→ Exercise aim
Search the records for the string "JSON" and return each line that has it.

→ Records for the exercise
_ _ _ _ _ _ _

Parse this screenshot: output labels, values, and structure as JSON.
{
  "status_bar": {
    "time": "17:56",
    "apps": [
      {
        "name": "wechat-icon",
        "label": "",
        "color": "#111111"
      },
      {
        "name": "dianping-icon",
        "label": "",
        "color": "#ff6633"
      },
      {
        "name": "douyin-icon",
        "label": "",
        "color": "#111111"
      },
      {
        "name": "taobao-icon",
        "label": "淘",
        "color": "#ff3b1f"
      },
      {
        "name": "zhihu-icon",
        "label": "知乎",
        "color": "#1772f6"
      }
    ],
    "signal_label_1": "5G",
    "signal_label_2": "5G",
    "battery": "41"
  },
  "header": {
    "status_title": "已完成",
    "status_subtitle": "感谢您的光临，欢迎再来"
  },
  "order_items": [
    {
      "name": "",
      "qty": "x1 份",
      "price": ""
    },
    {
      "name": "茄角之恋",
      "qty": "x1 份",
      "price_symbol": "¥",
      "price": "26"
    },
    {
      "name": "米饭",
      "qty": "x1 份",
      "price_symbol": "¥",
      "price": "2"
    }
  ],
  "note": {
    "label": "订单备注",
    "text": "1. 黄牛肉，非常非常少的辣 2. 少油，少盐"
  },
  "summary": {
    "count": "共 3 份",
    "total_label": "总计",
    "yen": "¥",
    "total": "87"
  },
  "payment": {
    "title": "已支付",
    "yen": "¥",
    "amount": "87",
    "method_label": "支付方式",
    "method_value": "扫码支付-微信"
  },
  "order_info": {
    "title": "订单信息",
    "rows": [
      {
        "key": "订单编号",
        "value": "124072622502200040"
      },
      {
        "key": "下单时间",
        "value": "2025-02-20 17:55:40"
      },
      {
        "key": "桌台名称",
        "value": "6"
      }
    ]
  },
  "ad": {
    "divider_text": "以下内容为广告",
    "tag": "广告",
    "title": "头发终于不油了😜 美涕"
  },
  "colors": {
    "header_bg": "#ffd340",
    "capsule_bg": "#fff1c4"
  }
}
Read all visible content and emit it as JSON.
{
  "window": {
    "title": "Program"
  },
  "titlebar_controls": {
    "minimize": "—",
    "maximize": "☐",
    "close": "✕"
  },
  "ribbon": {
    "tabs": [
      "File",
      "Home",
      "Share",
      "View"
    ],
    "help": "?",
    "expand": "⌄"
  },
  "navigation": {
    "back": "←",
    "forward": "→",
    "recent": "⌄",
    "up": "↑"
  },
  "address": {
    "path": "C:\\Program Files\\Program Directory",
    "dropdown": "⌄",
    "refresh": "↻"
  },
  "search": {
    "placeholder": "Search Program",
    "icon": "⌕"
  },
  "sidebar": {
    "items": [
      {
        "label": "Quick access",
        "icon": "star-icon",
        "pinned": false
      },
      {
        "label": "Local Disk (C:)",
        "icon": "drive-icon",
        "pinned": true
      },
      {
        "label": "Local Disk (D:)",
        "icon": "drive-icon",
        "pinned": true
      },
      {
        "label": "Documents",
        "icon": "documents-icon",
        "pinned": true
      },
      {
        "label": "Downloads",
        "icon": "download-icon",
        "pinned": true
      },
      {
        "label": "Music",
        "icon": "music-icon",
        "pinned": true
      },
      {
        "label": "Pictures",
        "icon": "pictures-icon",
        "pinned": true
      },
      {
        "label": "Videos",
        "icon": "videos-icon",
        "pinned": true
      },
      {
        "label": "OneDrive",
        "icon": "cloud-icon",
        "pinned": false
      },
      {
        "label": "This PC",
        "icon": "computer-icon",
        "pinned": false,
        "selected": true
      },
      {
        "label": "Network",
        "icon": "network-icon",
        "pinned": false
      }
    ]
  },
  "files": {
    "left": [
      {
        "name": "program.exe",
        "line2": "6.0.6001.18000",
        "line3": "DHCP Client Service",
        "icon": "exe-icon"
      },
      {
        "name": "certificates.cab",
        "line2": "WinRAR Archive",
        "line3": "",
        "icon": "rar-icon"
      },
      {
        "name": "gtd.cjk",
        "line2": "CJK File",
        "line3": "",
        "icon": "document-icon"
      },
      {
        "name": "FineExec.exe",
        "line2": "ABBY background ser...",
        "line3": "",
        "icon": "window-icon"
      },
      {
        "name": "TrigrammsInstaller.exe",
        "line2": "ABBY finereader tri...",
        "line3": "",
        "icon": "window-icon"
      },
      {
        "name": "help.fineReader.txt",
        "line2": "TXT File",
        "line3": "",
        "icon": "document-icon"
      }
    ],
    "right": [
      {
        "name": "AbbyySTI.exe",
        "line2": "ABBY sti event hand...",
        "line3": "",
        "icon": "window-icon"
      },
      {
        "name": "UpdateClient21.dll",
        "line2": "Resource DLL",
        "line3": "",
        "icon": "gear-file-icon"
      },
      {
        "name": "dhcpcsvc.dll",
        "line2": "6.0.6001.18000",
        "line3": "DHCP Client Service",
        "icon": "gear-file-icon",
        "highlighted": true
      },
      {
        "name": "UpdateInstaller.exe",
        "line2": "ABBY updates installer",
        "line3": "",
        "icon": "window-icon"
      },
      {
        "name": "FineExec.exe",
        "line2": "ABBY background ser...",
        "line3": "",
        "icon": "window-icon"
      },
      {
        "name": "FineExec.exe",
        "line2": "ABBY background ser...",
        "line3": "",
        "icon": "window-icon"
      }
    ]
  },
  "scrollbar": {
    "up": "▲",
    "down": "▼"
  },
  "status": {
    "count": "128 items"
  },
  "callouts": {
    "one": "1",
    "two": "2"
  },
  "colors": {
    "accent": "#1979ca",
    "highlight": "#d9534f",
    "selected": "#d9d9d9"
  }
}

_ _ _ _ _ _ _

→ Completed exercise
Parse this screenshot: output labels, values, and structure as JSON.
Read all visible content and emit it as JSON.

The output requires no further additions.